*** GIVEN DATA ***

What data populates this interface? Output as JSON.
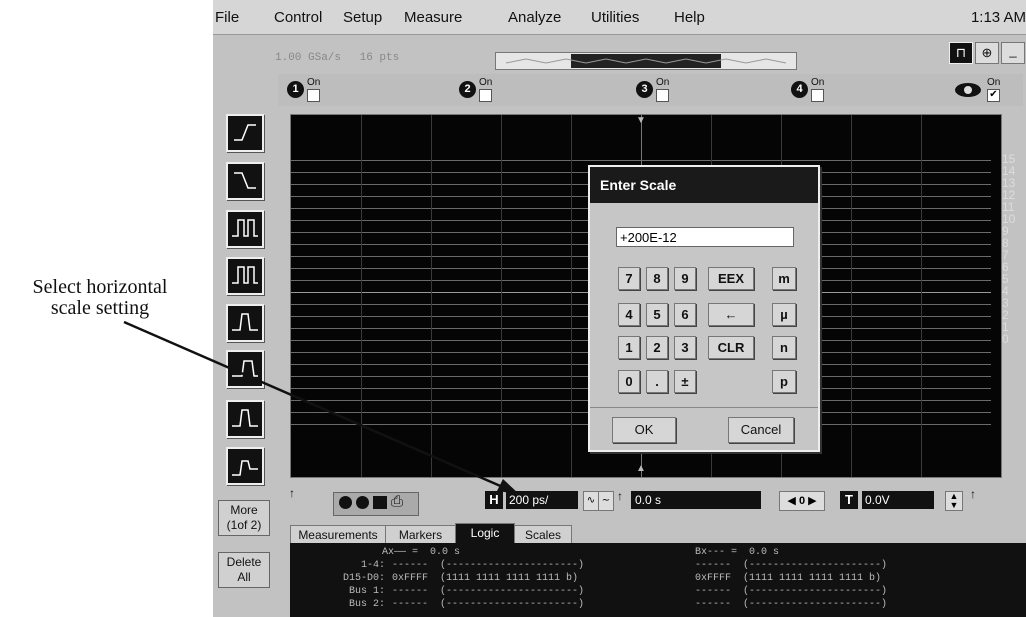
{
  "annotation": {
    "line1": "Select horizontal",
    "line2": "scale setting"
  },
  "menubar": {
    "items": [
      "File",
      "Control",
      "Setup",
      "Measure",
      "Analyze",
      "Utilities",
      "Help"
    ],
    "clock": "1:13 AM"
  },
  "acquisition": {
    "rate": "1.00 GSa/s",
    "points": "16 pts"
  },
  "channels": [
    {
      "number": "1",
      "label": "On"
    },
    {
      "number": "2",
      "label": "On"
    },
    {
      "number": "3",
      "label": "On"
    },
    {
      "number": "4",
      "label": "On"
    }
  ],
  "logic_channel": {
    "label": "On",
    "checked": true
  },
  "left_toolbar": {
    "more_label_1": "More",
    "more_label_2": "(1of 2)",
    "delete_label_1": "Delete",
    "delete_label_2": "All"
  },
  "grid": {
    "y_labels": [
      "15",
      "14",
      "13",
      "12",
      "11",
      "10",
      "9",
      "8",
      "7",
      "6",
      "5",
      "4",
      "3",
      "2",
      "1",
      "0"
    ]
  },
  "dialog": {
    "title": "Enter Scale",
    "input_value": "+200E-12",
    "keys_row1": [
      "7",
      "8",
      "9",
      "EEX",
      "m"
    ],
    "keys_row2": [
      "4",
      "5",
      "6",
      "←",
      "µ"
    ],
    "keys_row3": [
      "1",
      "2",
      "3",
      "CLR",
      "n"
    ],
    "keys_row4": [
      "0",
      ".",
      "±",
      "p"
    ],
    "ok_label": "OK",
    "cancel_label": "Cancel"
  },
  "bottom_controls": {
    "h_label": "H",
    "horizontal_scale": "200 ps/",
    "position_value": "0.0 s",
    "delay_value": "0",
    "t_label": "T",
    "trigger_level": "0.0V"
  },
  "tabs": [
    "Measurements",
    "Markers",
    "Logic",
    "Scales"
  ],
  "measurements": {
    "row1_left": "Ax—— =  0.0 s",
    "row1_right": "Bx--- =  0.0 s",
    "row2_label": "1-4:",
    "row2_a": "------  (----------------------)",
    "row2_b": "------  (----------------------)",
    "row3_label": "D15-D0:",
    "row3_a": "0xFFFF  (1111 1111 1111 1111 b)",
    "row3_b": "0xFFFF  (1111 1111 1111 1111 b)",
    "row4_label": "Bus 1:",
    "row4_a": "------  (----------------------)",
    "row4_b": "------  (----------------------)",
    "row5_label": "Bus 2:",
    "row5_a": "------  (----------------------)",
    "row5_b": "------  (----------------------)",
    "help": "?"
  }
}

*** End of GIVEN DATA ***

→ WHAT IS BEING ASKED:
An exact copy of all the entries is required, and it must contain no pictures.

→ RESULT OF THIS TASK:
What data populates this interface? Output as JSON.
{
  "annotation": {
    "line1": "Select horizontal",
    "line2": "scale setting"
  },
  "menubar": {
    "items": [
      "File",
      "Control",
      "Setup",
      "Measure",
      "Analyze",
      "Utilities",
      "Help"
    ],
    "clock": "1:13 AM"
  },
  "acquisition": {
    "rate": "1.00 GSa/s",
    "points": "16 pts"
  },
  "channels": [
    {
      "number": "1",
      "label": "On"
    },
    {
      "number": "2",
      "label": "On"
    },
    {
      "number": "3",
      "label": "On"
    },
    {
      "number": "4",
      "label": "On"
    }
  ],
  "logic_channel": {
    "label": "On",
    "checked": true
  },
  "left_toolbar": {
    "more_label_1": "More",
    "more_label_2": "(1of 2)",
    "delete_label_1": "Delete",
    "delete_label_2": "All"
  },
  "grid": {
    "y_labels": [
      "15",
      "14",
      "13",
      "12",
      "11",
      "10",
      "9",
      "8",
      "7",
      "6",
      "5",
      "4",
      "3",
      "2",
      "1",
      "0"
    ]
  },
  "dialog": {
    "title": "Enter Scale",
    "input_value": "+200E-12",
    "keys_row1": [
      "7",
      "8",
      "9",
      "EEX",
      "m"
    ],
    "keys_row2": [
      "4",
      "5",
      "6",
      "←",
      "µ"
    ],
    "keys_row3": [
      "1",
      "2",
      "3",
      "CLR",
      "n"
    ],
    "keys_row4": [
      "0",
      ".",
      "±",
      "p"
    ],
    "ok_label": "OK",
    "cancel_label": "Cancel"
  },
  "bottom_controls": {
    "h_label": "H",
    "horizontal_scale": "200 ps/",
    "position_value": "0.0 s",
    "delay_value": "0",
    "t_label": "T",
    "trigger_level": "0.0V"
  },
  "tabs": [
    "Measurements",
    "Markers",
    "Logic",
    "Scales"
  ],
  "measurements": {
    "row1_left": "Ax—— =  0.0 s",
    "row1_right": "Bx--- =  0.0 s",
    "row2_label": "1-4:",
    "row2_a": "------  (----------------------)",
    "row2_b": "------  (----------------------)",
    "row3_label": "D15-D0:",
    "row3_a": "0xFFFF  (1111 1111 1111 1111 b)",
    "row3_b": "0xFFFF  (1111 1111 1111 1111 b)",
    "row4_label": "Bus 1:",
    "row4_a": "------  (----------------------)",
    "row4_b": "------  (----------------------)",
    "row5_label": "Bus 2:",
    "row5_a": "------  (----------------------)",
    "row5_b": "------  (----------------------)",
    "help": "?"
  }
}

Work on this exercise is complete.